No matter how low on cash city officials claim to be, there always seems to be plenty of money to keep an annexation battle going in court.
For years now, Biloxi and Gulfport have been in and out of courtrooms trying to incorporate the lucrative land around Mississippi 605.
Gulfport filed the first legal claim just shy of five years ago. Biloxi lawyered up a little more than a year later.
The two have been at it ever since, with little to show for it other than a pile of legal fees.
Along the way, Gulfport officials have tried to negotiate a settlement with Biloxi.
Late in 2012, Gulfport Councilman Ricky Dombrowski declared: "We're in a situation where we don't want to spend the taxpayers' money fighting in court. We don't want lawyers talking to lawyers, because they're going to fight."
But Biloxi Mayor A.J. Holloway would have none of it. "We've come this far," he said at the time. "I don't see any reason to stop now."

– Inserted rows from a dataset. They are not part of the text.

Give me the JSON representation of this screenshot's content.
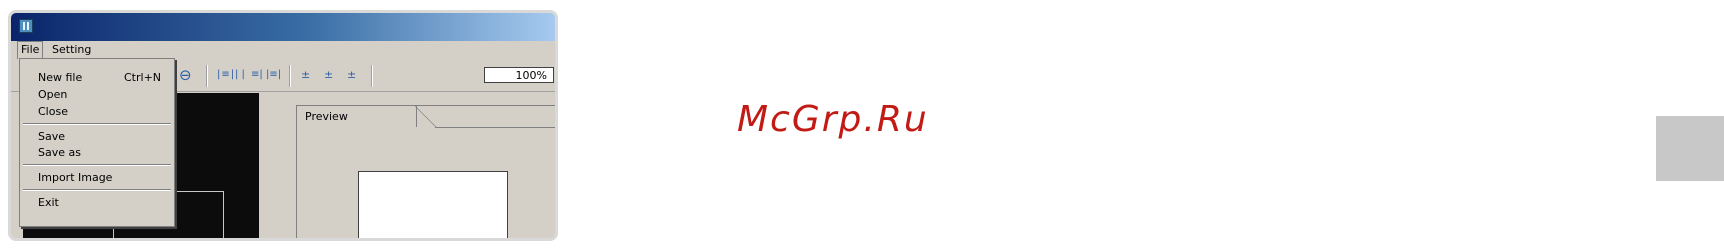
{
  "menubar": {
    "file": "File",
    "setting": "Setting"
  },
  "file_menu": {
    "items": [
      {
        "label": "New file",
        "shortcut": "Ctrl+N"
      },
      {
        "label": "Open"
      },
      {
        "label": "Close"
      },
      {
        "label": "Save"
      },
      {
        "label": "Save as"
      },
      {
        "label": "Import Image"
      },
      {
        "label": "Exit"
      }
    ]
  },
  "toolbar": {
    "zoom_value": "100%",
    "icons": [
      "zoom-out-icon",
      "align-left-icon",
      "align-center-icon",
      "align-right-icon",
      "distribute-icon",
      "align-top-icon",
      "align-middle-icon",
      "align-bottom-icon"
    ]
  },
  "preview": {
    "tab_label": "Preview"
  },
  "watermark": {
    "text": "McGrp.Ru",
    "color": "#c21a14"
  },
  "colors": {
    "titlebar_start": "#0a246a",
    "titlebar_end": "#a6caf0",
    "window_bg": "#d4d0c8"
  }
}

At that point, each city had invested about $1 million in the annexation dispute.
And at that point, we wrote: "Odds are, taxpayers in each city will pay even more before the matter is settled or, much less likely, dropped."
That is one prediction we wish we had gotten wrong.
Instead, we could not have been more right.
The annexation case is set to be heard by the state Supreme Court on July 22.
Even if this is the final phase of the legal tug-of-war, is it worth the millions of dollars and years of time it has taken to be resolved?
We have long believed there should be a quicker, less expensive and more satisfactory way to resolve annexation issues.
The Legislature ought to be capable of devising some means of negotiation or arbitration to replace annexation litigation.
Though there would be costs, surely they would not approach these multimillion-dollar legal slugfests in Chancery Court.
Through cooperation and accommodation, cities and counties could also get ahead of annexation disputes by establishing how unincorporated areas will be divided up among municipalities as developments warrant.
That's why we had such high hopes for Gulfport's talk of a truce with Biloxi.
We envisioned leaders of both cities devising an amicable approach to their continued growth through the central portion of Harrison County. We even dared to suggest that if these two cities could work out such an arrangement, it could serve as an example for others along the Coast.
But that example was never set. Instead, the tug-of-war goes on, with taxpayers footing the bill. And there seems to be no desire to put an end to it.
This editorial represents the views of the Sun Herald editorial board. Opinions expressed by columnists, cartoonists and letter writers are their own.